# Your instructions
Across the data below, in how many lines does the word "entre" appear? Give only the number.

Records drawn from a dataset:
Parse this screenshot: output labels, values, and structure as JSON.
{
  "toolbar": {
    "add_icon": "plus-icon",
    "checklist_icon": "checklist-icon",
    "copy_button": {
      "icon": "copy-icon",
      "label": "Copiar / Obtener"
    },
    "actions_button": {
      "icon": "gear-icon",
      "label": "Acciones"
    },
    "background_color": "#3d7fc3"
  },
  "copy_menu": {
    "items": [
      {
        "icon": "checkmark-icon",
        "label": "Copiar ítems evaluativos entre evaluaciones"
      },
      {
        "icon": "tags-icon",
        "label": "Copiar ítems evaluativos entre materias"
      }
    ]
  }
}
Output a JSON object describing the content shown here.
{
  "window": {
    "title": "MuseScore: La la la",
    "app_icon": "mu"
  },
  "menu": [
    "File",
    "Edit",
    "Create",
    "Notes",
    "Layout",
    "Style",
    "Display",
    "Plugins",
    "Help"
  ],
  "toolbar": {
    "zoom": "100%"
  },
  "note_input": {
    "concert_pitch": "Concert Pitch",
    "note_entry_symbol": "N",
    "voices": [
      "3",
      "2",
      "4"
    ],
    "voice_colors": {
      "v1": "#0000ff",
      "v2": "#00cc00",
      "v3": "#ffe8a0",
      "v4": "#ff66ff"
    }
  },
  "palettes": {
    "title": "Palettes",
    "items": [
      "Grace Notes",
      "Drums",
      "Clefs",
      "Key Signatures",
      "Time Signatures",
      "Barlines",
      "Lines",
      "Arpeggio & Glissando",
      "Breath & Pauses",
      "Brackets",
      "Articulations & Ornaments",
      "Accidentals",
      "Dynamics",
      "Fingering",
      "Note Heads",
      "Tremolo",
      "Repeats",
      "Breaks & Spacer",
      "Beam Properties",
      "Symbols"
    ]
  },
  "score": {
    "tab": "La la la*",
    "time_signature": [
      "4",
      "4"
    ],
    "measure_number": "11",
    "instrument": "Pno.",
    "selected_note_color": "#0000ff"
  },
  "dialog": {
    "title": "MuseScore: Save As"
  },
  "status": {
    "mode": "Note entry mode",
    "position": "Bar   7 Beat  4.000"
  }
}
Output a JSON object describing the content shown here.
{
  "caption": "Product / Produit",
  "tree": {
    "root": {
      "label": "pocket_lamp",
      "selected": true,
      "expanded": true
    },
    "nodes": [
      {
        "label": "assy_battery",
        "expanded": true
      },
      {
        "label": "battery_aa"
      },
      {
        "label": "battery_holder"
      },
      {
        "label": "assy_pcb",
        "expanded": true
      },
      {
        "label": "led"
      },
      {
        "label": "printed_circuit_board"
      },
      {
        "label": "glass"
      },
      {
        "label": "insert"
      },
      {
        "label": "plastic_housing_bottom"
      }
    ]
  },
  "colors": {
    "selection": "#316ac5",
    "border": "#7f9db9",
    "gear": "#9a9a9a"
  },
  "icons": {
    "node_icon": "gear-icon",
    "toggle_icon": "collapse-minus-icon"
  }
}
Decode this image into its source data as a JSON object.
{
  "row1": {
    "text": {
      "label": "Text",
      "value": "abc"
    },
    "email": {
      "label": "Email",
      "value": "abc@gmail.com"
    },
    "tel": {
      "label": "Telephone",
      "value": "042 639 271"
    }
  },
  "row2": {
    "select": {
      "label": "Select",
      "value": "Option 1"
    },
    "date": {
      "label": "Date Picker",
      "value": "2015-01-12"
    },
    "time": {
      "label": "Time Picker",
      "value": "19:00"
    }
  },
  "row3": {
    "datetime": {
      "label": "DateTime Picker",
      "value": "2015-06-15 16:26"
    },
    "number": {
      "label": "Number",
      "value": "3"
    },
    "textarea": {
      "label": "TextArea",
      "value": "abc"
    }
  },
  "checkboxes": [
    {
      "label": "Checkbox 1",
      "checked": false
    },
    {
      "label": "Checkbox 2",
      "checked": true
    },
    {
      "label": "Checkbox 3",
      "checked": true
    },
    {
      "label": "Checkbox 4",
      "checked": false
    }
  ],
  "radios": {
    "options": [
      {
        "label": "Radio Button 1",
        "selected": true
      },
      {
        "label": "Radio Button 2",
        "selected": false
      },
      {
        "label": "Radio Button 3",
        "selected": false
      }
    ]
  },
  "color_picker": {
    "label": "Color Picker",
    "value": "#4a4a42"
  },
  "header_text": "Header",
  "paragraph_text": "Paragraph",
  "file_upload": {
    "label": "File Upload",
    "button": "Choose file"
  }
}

# Task answer
2